The PERT is also a test students take to get ready for college. The PERT is defined as The Postsecondary Education Readiness Test. The purpose of this test is to assess academic skills, verify college readiness, and determine course placements. Students in high school takes those tests to determine whether they are ready to do college level work in reading, writing and mathematics. "As a result, the scores students receive on state tests may not be good indicators of college readiness, but students may believe that passage of the state test is just such an indicator"(Conley, 2007).
These tests promised a way to identify kids who could go further in their education, while separating them from the kids who learned slower and would need extra help. The tests also came with the notion of academic tracking in order to steer students onto a career path deemed appropriate for them (Gershon, 2015). Attempting to measure a student’s intelligence through a standardized test is beyond absurd. All students learn at a different pace. This means that, even if a student may not know a skill at the time of the test, it doesn’t mean that they will never know it.

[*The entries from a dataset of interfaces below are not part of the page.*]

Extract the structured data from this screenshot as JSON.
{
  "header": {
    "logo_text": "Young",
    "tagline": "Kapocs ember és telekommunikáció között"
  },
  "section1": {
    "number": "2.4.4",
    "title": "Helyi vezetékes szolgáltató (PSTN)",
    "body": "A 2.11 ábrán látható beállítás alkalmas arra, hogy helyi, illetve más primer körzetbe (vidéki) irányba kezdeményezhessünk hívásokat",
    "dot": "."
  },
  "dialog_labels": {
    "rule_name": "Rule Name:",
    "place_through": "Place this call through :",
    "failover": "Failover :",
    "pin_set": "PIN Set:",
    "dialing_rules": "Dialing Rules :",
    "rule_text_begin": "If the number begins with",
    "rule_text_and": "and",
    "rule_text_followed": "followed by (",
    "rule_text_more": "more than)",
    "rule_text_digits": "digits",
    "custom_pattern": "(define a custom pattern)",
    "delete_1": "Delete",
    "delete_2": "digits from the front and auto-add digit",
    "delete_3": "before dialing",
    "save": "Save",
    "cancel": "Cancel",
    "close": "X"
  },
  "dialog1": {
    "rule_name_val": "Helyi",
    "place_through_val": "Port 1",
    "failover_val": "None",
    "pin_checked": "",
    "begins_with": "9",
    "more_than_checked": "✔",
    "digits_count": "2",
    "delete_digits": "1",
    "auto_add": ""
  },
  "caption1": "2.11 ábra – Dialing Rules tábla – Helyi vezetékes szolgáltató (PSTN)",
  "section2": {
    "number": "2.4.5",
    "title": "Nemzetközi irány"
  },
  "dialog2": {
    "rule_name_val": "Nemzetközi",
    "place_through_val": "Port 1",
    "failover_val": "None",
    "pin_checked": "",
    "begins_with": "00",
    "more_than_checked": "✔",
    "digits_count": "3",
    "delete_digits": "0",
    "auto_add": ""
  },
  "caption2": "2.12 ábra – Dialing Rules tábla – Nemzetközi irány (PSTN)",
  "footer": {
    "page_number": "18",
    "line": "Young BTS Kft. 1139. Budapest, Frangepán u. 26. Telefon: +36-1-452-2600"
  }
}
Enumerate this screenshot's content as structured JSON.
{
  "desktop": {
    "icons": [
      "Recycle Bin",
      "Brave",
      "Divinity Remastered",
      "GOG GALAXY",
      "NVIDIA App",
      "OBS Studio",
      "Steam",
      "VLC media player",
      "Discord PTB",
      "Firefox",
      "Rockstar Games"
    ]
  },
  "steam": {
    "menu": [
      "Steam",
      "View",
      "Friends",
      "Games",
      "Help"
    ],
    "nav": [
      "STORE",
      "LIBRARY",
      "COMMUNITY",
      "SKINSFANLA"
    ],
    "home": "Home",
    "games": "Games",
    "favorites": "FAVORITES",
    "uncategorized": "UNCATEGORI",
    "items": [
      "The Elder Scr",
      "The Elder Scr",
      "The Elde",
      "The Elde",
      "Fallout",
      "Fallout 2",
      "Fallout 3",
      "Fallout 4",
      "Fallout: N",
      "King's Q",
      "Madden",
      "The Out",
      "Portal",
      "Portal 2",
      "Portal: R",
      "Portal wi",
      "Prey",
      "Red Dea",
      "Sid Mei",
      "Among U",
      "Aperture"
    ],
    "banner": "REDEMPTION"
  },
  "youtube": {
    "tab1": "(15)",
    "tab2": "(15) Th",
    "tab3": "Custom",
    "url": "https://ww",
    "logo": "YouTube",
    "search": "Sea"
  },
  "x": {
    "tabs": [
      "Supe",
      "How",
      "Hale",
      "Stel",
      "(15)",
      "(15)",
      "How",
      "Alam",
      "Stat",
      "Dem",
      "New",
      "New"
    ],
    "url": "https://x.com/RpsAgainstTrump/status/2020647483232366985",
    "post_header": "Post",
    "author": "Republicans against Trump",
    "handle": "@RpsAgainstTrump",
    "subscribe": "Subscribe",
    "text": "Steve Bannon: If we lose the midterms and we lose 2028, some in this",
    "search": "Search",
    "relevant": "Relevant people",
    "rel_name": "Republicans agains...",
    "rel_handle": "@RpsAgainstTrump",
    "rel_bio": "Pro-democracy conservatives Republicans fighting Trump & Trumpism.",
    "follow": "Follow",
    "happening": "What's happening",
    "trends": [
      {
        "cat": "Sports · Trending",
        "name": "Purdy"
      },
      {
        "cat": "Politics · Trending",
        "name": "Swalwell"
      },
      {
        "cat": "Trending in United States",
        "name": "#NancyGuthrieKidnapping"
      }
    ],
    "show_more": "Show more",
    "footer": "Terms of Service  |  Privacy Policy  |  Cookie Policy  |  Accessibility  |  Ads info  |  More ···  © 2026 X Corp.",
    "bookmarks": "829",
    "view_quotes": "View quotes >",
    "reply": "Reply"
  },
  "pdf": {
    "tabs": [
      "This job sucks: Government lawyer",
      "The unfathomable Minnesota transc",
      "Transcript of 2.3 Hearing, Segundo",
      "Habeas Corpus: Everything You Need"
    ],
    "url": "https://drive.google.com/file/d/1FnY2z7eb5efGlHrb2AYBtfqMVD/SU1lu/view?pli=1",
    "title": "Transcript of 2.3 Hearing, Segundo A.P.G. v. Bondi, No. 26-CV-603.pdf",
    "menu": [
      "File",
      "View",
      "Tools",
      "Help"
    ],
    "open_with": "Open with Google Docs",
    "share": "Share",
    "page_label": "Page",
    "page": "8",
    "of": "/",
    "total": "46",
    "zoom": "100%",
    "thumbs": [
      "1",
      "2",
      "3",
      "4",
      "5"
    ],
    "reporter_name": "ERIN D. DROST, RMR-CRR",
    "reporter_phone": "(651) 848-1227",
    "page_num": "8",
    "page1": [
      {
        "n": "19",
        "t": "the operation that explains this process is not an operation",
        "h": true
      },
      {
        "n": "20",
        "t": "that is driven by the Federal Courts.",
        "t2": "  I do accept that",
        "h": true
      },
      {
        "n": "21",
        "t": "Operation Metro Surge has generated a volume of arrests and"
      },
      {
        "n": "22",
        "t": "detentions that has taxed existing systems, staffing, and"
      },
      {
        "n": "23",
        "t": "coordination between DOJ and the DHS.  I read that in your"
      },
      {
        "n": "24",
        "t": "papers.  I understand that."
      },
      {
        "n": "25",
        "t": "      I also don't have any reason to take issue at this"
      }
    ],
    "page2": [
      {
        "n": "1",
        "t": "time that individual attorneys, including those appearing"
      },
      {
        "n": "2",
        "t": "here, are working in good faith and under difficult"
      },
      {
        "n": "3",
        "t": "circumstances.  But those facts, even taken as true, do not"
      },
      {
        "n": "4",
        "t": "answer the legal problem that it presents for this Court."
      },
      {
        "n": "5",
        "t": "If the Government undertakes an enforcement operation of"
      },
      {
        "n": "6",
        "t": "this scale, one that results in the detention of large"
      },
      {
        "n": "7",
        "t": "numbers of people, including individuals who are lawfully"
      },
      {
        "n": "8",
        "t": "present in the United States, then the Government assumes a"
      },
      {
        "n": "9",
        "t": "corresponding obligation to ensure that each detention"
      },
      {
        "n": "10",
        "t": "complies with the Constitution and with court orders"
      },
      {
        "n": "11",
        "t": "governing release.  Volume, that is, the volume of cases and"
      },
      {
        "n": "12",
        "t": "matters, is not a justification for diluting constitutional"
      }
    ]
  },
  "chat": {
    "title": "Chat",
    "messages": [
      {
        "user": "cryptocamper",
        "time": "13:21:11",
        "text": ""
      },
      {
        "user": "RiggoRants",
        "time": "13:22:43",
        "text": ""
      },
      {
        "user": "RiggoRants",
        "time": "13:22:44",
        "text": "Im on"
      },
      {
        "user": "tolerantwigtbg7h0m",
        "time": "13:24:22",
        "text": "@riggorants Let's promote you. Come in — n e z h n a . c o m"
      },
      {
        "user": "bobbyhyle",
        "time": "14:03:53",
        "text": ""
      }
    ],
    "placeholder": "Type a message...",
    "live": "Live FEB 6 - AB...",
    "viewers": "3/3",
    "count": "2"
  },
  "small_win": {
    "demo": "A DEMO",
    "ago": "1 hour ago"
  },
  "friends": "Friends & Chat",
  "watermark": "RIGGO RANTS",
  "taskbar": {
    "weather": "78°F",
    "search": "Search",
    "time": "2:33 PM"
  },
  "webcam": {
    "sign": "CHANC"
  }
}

Scholastic Aptitude or Assessment tests known as SAT are done by colleges and high schools in the United States to evaluate a student abilities and skills. To achieve higher scores it is well worth investing in help from qualified tutors to do SAT preps beforehand. When a student knows what to expect then sitting the exam can be done with complete confidence. Certain scores need to be achieved in these tests and a special formula is then used to determine whether a student is suitable for admittance according to the college standards.
Maybe if they told us why it's super important we may just try to really do our best on the test. At the same time many teachers aren't sure why the test is important they are just told that we need to take them and it will count as a grade. If they don't know why we need to take it how would they know if it was really important on how it could affect our scores. So if the teachers can’t tell us what the test is about how do we know if it is really important or not. Some teachers would say every test is important but sometimes that's not true.
Common Core is the new standard of teaching in schools implemented by the federal government. State education chiefs and governors developed a set of standards that they believe students should know after each grade, so they are prepared for college or a job after high school. But are these standards fair for everyone? Not everyone learns at the same speed and some students require special attention.
However, there are underlying issues for math and English standards. The Common Core math attempts to emphasize “... on breaking down numbers into their component parts so that kids better understand what it means to add, subtract, multiply and divide” and includes visuals to demonstrate math concepts (NPR). However, Common Core math actually overcomplicates simple arithmetic as it requires students to explain the process behind how they reach the answer. Another concern for Common Core math standards is that it will not be able to prepare students for college by the time they graduate high school. Despite how thoroughly planned out the teaching plans for math are, “the standards set a floor, not a ceiling.
Depending on how desperate a teacher is for good test scores, inappropriate preparations can be made before testing, sometimes even to the point of cheating. While having standards and a uniform teaching model, high -stakes testing is generally detrimental to the education of America. The importance of these tests has become the be-all and end-all of high school. The accountability of the testing will follow the student throughout his or her educational life. Despite being held in such high regard, the high-stakes testing effects are far from the desired and predicted
Today there is a huge debate between Common Core Standards and the Alabama College and Career Readiness Standards. These two standards are highly debated and investigated amongst teachers, government officials, and parents to understand which standards will enhance student’s academic knowledge. Some state political boards do not agree with the new adoption if the Common Core Standards. After researching both standards and gaining my own opinion, I think to adopt the new Common Core Standards is a positive thing for our school systems. Even though it has some negative like difficult transition for students, standards are vague, and unequal access to technology in the classroom and at home (Meador, 2017).
Then they can identify students that are struggling with the class. “Critics contend that tests can contain culturally biased content that may be unfamiliar to minorities and recent immigrants. Moreover, for students with learning disabilities or who process information differently”(Beaupré). They say that the tests are not fair for students with learning disabilities and recent immigrants ,that do not have much understanding of the culture, because some questions are culturally based, so therefore students do not understand the questions and they do not get them right which affects their performance. Also also schools are cutting off material that is not in the test, forcing teachers to ignore content that is not in the test.
Some people think that the reason why students cheat during tests are because they are too lazy to actually do the work and because they think that everyone cheats even celebrities
IV. Standardized Testing is not effective nor reliable due to its inability to effectively measure a student’s intelligence or ability, the pressure it applies to both the student and the teacher, and its negative impact on teaching curriculum. (To begin, let’s look at how testing gauges students) Body I. Standardized testing is not an accurate means to measure a student’s ability or
Also, Driscoll argues that “[a]n average grade in an advanced course is more meaningful than an ‘A in a regular course” especially when supported by favorable SAT and ACT test scores. Despite this fact, Driscoll discusses the importance of forming valuable relationships with teachers, involving oneself in one’s community, and the ability to “write - and write well” when applying to colleges. Emily Driscoll has an accurate perspective about what must be done. Average Performance in testing and in challenging courses, along with significant involvement within a community, heightens one’s chances of getting accepted to a desired college. College applicants with proficient scoring in testing and in advanced courses tend to have higher chances of getting accepted.